With a recent gift to Penn Nursing, Tony Buividas has established the Advancement of Gerontological Nursing Fund, to support growth and innovation in the School’s gerontological efforts and its evolving partnership with the LIFE program. Part of this new fund will support a new term professorship at the School. The establishment of the Anthony Buividas Term Chair of Gerontology was instrumental in recruiting new faculty member Nancy A. Hodgson, PhD, RN, FAAN, to Penn Nursing. Dr. Hodgson is a nurse scientist nationally recognized in the areas of palliative care and dementia care for older adults. 

“When the LIFE program was started almost 18 years ago, it was pioneering gerontological nurse faculty who had a great idea and took a lot of initiative and risk in promoting this new model of care,” said Buividas. “I want this fund to help enable the School to maintain that capability and cutting-edge entrepreneurial spirit when it comes to gerontological care.”

Despite LIFE’s new affiliation, it remains an integral part of Penn Nursing’s practice, education, and research mission. As a Program of All-Inclusive Care for the Elderly (PACE), LIFE provides comprehensive health, recreational and social services in an effort to promote independence at home. Primary care is provided almost exclusively by nurse practitioners, which remains critical as the shortage of primary care practitioners continues to grow.
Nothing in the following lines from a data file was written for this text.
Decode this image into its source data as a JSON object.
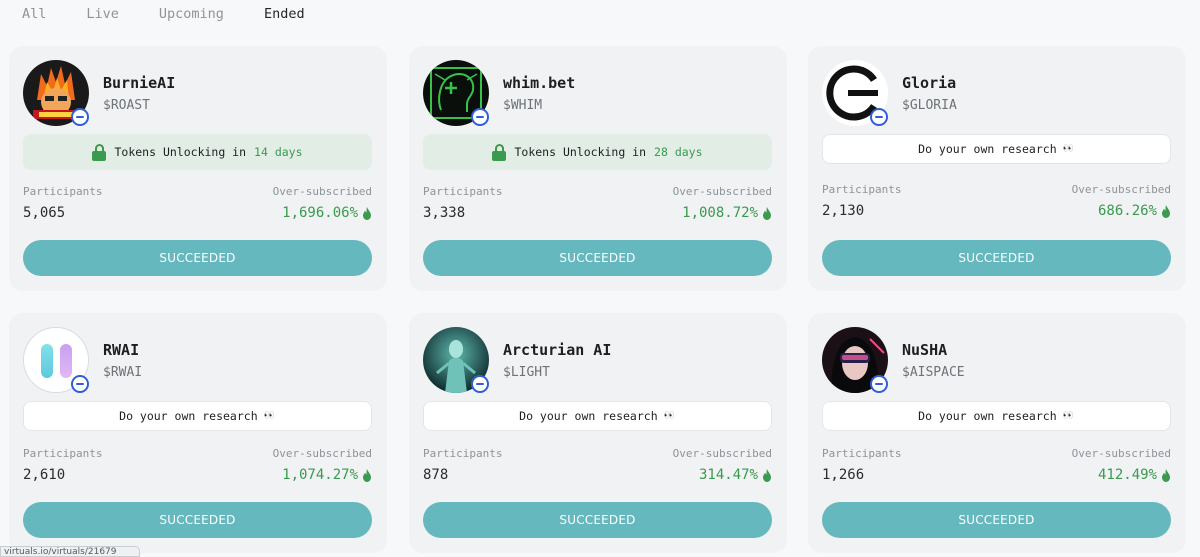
{
  "tabs": [
    {
      "label": "All",
      "active": false
    },
    {
      "label": "Live",
      "active": false
    },
    {
      "label": "Upcoming",
      "active": false
    },
    {
      "label": "Ended",
      "active": true
    }
  ],
  "labels": {
    "participants": "Participants",
    "over_subscribed": "Over-subscribed",
    "unlock_prefix": "Tokens Unlocking in",
    "dyor": "Do your own research",
    "dyor_emoji": "👀"
  },
  "cards": [
    {
      "name": "BurnieAI",
      "ticker": "$ROAST",
      "participants": "5,065",
      "over_subscribed": "1,696.06%",
      "unlock_days": "14 days",
      "status": "SUCCEEDED",
      "avatar_icon": "burnie-avatar"
    },
    {
      "name": "whim.bet",
      "ticker": "$WHIM",
      "participants": "3,338",
      "over_subscribed": "1,008.72%",
      "unlock_days": "28 days",
      "status": "SUCCEEDED",
      "avatar_icon": "whim-avatar"
    },
    {
      "name": "Gloria",
      "ticker": "$GLORIA",
      "participants": "2,130",
      "over_subscribed": "686.26%",
      "status": "SUCCEEDED",
      "avatar_icon": "gloria-avatar"
    },
    {
      "name": "RWAI",
      "ticker": "$RWAI",
      "participants": "2,610",
      "over_subscribed": "1,074.27%",
      "status": "SUCCEEDED",
      "avatar_icon": "rwai-avatar"
    },
    {
      "name": "Arcturian AI",
      "ticker": "$LIGHT",
      "participants": "878",
      "over_subscribed": "314.47%",
      "status": "SUCCEEDED",
      "avatar_icon": "arcturian-avatar"
    },
    {
      "name": "NuSHA",
      "ticker": "$AISPACE",
      "participants": "1,266",
      "over_subscribed": "412.49%",
      "status": "SUCCEEDED",
      "avatar_icon": "nusha-avatar"
    }
  ],
  "status_bar": {
    "url": "virtuals.io/virtuals/21679"
  },
  "colors": {
    "accent_button": "#66b8bf",
    "success_green": "#3a9a4e",
    "chain_badge": "#2f5fd8"
  }
}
Additionally, the nurse practitioners function as case-managers, coordinating health and other care so participants can stay in their homes. 

“The model of care at LIFE is compelling,” said Buividas. “It’s the type of care cited by policymakers as to where we need to move in order to achieve ‘the triple AIM’ - improving patient experience, population health, and affordability. It accomplishes all of this because it utilizes interdisciplinary teams, a holistic approach to care and care management, and also importantly because it’s a nurse practitioner based model for care.” 

As our population continues to expand and age, as we live longer with more co-existing conditions, the need for primary care only continues to grow. Penn Nursing’s dedication to gerontological nursing is more important than ever, as are investments in the field. For Tony Buividas, this commitment stems from more than just a professional history. 

I come from a family where our elders live a long time - and so I have had a lot of experience taking care of family members. What struck me is that even in a family like mine, where we had healthcare experience, sibling support and financial resources, it was still challenging for us to provide good care for our parents and elders. These challenges are only multiplied across the larger community.